Leg 1: February 8, 2012

Day 5: A hard day’s night

First, I should say that the Day 1, Day 2, Day 3, structure of this logbook format might be a little too rigid for how time flows out here. A “day” at sea on a research cruise is not quite as formal as a period of daylight followed by a period of darkness. Days begin when you wake, and end when you can find a long enough block of time without anything to do that you can sleep. The boat steams continuously and you work whenever you reach the next sampling station.

Case in point, last night’s CTD casts that were scheduled for midnight didn’t end up making it back up onto the deck laden with water from the depths until after 2:00 a.m. The previous night was a late one as well, so the banter around the rosette as we filled our bottles was a little befuddled. I commented on the clarity of the water streaming from the Niskin bottles, noting, not completely disingenuously, that it looked “delicious,” resulting in Tim Pennington joking that this might be my only opportunity to taste 700-meter-deep water. At 3:00 a.m. the “day” finally came to a close as the clouds wrung the last of the rain from their desiccated billows.

Twenty-three CTD casts worth of salt water have left their briney mark on Jason Smith’s boots.

Twenty-three CTD casts worth of salt water have left their briney mark on Jason Smith’s boots.
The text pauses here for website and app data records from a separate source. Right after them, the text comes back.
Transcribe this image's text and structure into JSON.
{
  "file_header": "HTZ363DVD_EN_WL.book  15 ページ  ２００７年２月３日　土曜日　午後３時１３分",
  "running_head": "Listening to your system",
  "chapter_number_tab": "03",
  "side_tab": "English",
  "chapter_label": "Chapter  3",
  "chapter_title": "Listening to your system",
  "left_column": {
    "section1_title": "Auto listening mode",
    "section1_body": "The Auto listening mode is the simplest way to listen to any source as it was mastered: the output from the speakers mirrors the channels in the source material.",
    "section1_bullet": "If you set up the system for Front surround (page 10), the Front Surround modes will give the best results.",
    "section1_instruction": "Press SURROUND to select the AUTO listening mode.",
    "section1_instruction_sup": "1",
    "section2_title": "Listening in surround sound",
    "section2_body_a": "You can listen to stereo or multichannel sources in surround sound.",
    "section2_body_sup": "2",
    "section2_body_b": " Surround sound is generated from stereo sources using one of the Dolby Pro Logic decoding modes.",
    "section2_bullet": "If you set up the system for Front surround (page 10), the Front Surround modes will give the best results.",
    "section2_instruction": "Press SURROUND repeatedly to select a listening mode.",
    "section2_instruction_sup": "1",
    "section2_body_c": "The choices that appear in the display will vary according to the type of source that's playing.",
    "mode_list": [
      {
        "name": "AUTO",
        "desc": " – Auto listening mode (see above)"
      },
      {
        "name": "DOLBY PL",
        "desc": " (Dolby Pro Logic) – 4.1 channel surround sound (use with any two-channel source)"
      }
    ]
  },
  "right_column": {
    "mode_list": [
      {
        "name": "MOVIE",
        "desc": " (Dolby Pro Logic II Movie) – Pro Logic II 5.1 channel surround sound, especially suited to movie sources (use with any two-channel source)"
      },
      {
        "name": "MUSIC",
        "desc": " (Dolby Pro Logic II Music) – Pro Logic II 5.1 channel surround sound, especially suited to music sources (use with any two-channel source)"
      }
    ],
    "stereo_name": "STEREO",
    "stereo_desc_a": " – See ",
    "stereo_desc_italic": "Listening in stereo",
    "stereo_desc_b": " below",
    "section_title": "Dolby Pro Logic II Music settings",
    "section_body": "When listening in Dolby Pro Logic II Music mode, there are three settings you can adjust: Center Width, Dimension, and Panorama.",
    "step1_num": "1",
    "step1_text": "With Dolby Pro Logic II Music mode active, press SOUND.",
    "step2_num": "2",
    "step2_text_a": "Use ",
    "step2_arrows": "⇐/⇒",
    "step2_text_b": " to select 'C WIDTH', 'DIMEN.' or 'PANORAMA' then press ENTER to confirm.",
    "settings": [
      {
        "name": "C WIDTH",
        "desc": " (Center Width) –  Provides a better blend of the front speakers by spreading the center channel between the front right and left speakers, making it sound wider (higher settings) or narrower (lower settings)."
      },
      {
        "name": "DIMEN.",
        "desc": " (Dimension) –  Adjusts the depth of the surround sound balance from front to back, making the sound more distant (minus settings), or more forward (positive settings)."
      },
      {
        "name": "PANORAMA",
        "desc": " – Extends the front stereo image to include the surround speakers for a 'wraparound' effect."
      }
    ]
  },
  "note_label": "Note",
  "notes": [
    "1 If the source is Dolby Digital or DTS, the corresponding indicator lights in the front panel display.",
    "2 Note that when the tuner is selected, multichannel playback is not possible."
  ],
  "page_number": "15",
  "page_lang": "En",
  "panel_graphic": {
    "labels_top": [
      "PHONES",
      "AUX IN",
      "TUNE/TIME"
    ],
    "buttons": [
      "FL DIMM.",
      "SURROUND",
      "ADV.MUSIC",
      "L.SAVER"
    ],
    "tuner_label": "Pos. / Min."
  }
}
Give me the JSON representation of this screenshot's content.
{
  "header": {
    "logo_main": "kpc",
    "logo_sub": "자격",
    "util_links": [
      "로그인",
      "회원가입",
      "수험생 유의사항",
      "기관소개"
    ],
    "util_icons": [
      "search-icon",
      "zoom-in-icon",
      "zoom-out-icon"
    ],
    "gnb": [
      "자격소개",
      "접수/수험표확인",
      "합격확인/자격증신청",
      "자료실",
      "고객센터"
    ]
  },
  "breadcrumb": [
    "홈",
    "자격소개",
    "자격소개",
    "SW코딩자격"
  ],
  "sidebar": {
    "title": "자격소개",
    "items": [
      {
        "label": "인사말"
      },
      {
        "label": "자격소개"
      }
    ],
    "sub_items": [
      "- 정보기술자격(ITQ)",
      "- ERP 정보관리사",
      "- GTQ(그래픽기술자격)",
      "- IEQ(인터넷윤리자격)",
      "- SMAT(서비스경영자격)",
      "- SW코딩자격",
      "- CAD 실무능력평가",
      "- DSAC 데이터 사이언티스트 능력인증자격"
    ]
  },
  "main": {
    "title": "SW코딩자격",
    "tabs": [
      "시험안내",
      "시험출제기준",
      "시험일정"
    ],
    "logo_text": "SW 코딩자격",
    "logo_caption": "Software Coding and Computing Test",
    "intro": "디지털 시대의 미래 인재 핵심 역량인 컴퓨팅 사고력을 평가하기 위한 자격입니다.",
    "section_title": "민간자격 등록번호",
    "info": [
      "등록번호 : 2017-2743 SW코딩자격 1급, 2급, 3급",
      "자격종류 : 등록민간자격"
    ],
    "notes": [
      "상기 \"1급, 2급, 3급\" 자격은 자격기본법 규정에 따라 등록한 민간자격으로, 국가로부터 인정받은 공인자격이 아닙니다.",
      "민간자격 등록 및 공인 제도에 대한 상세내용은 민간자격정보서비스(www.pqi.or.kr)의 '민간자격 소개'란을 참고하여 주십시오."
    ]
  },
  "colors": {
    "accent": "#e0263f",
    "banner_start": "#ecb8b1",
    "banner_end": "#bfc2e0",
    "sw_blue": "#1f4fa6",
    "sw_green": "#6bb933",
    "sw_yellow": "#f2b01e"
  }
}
The next morning, we—those who slept—awoke to the weather we’d been looking forward to: blue skies and a shiny, glassy sea. As if the weather alone weren’t triumphant enough, there were dolphins playing in the waves of the Western Flyer’s bow. I rushed to get the camera, but apparently we’d found the one shy pod of dolphins in the entire Pacific, and they were gone.

Sorry, no dolphins. How about an island?

Sorry, no dolphins. How about an island?

The ocean is, as Francisco Chavez puts it, like a giant plant; it takes in carbon dioxide (CO2) from the atmosphere and produces oxygen for the atmosphere and surface seas. Like a plant, the ocean also operates as an enormous carbon reservoir—the microscopic organisms on the ocean’s surface take in carbon dioxide gas (inorganic carbon), convert it into organic carbon as it becomes part of their physical structure, and then, when these organisms die or get consumed and excreted, that carbon drifts down to the depths below.

There are a couple more key steps to this “biological pump” mechanism. One is that as the organic material from the surface sinks down into the abyss, it is decaying; this decaying process consumes oxygen. And when most or all of the oxygen in the seawater is consumed, that’s how these oxygen minimum zones I mentioned in yesterday’s log develop. In areas where you have lots of productivity on the sea surface–stable areas where there are lots of nutrients being stirred up from the depths—when that surface life dies, or otherwise begins its final journey into the deep, then all that organic material decaying as it sinks consumes a lot of oxygen, more than can be replenished.

The other thing going on here, and by “other” I mean “crucial,” is that over time, this cycle has created an equilibrium between the sea and the air; and our atmosphere—the one we know and love, the one with just the right mix of oxygen, nitrogen, CO2, etc. that makes our lives possible (and downright pleasant, all things considered)—is a result of this balance. Now, however, in addition to the normal exchange of nutrients between the sea and air, rising CO2 levels in the atmosphere have resulted in the ocean absorbing an additional two billion tons of CO2 annually.

The potential problem here is that as the level of CO2 in the ocean increases—making the ocean more “acidic”—then the ocean’s absorptive capacity diminishes—it’s no longer able to absorb as much CO2 from the atmosphere, which means that the CO2 stays in the atmosphere, which means that the planet warms up.

Tim Pennington has a look at the zooplankton Haibin Zhang pulled in on his last plankton tow.

Tim Pennington has a look at the zooplankton Haibin Zhang pulled in on his last plankton tow.

Some of the seawater samples we are taking on this research cruise will be analyzed so that we can see how much carbon is in this part of the ocean. Our collaborator from Spain, Carmen Castro, is measuring the total organic carbon (TOC) content of the water; while Gernot Friederich analyzes the water for its dissolved inorganic carbon (DIC) content—how much CO2 and other forms of dissolved CO2 such as carbonic acid—are in the water. Gernot is able to make his measurements on the boat with a machine that he built just for this purpose. Carmen, however, will take her samples back to Spain before analyzing them, which is why she gets to play with a torch!

Carmen Castro seals her seawater samples in glass ampules. She’ll take them back to her lab in Spain to analyze them for their organic carbon content.

Carmen Castro seals her seawater samples in glass ampules. She’ll take them back to her lab in Spain to analyze them for their organic carbon content.

—Dana Lacono

MBARI's mapping AUV, the

Equipment

Gulf of California 2012 Expedition